A little over a year ago, the DevOps team at Sonian was more system administration than development operations. While the team automated with Chef and had implemented basic monitoring, the typical day was spent responding to unplanned issues across our infrastructure. We were in the trough of disillusionment of DevOps and knew something needed to change. The catalyst for change came unexpectedly one night in the form of a production incident caused by unnecessary human error (that through good fortune had no direct customer impact).

What followed this incident was a commitment to take a different approach to DevOps. We brought in a new manager, added some talented engineers, provided the team needed breathing room, and invested in the critical path projects the engineers felt would pay the most dividends: proactive monitoring, cookbook standardization, and streamlined release management. What followed was a series of successive changes that resulted in a “tipping point” for our DevOps investment, driving increased reliability, quality, scalability and maintainability of our infrastructure. This investment has also resulted in a series of powerful innovations in asset, cost, security and system management, some of which we have found the time to provide back to the open source community (e.g. Sensu, SmartCloud implementation of Fog).

In reflecting back on the year, we iterated multiple times through what I now realize was a virtuous cycle. We initially invested in automation in order to increase the standardization and reliability of our cloud infrastructure. This investment resulted in better quality and maintainability of our infrastructure, which allowed us to be more agile in our release cycles. Faster releases allowed us to increase our pace of innovation, which provided better operational and system scalability. The increased scalability allowed us to get ahead of our growth, enabling investments in proactive automation and tools, which resulted in the virtuous cycle starting again.
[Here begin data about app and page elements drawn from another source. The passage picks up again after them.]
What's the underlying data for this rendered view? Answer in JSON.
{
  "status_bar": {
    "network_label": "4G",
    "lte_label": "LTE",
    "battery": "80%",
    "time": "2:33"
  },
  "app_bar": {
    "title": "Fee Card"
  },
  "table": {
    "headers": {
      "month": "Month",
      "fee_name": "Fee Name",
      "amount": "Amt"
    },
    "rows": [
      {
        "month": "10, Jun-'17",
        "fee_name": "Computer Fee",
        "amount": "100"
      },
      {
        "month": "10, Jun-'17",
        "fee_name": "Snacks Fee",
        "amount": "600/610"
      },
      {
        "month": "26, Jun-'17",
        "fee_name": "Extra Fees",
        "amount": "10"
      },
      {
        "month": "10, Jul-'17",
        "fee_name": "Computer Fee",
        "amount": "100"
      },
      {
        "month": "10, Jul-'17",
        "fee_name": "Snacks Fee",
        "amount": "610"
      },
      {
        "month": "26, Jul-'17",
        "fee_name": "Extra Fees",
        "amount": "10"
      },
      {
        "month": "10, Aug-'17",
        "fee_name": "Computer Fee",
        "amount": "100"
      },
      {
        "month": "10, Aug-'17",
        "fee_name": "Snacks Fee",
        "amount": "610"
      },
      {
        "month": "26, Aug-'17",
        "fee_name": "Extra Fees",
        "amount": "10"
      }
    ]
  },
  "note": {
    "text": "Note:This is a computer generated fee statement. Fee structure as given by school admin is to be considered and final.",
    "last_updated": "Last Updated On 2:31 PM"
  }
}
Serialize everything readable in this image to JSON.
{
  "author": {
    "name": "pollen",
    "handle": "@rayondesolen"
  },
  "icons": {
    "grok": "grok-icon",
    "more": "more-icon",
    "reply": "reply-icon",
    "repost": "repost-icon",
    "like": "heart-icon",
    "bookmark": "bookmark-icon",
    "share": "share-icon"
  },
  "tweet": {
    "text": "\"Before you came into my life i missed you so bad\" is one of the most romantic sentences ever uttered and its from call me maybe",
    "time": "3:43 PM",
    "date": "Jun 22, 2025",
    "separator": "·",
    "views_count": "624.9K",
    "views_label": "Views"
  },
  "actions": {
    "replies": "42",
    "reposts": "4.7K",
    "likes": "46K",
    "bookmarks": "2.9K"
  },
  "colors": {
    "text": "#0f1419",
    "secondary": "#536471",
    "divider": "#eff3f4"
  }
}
While there is likely no single playbook to get a DevOps team to enter the virtuous cycle, ours started with a talented team, good leadership, commitment to the culture of DevOps, and a willingness to follow the instincts of the engineers. So as we reach the one year anniversary of the start of the virtuous cycle, I'd like to provide a thanks to the team that through talent, hard work and personal pride drove this transformation: Sonian DevOps.

Related Posts: Cheslock's Hierarchy of DevOps Needs, The Death of DevOps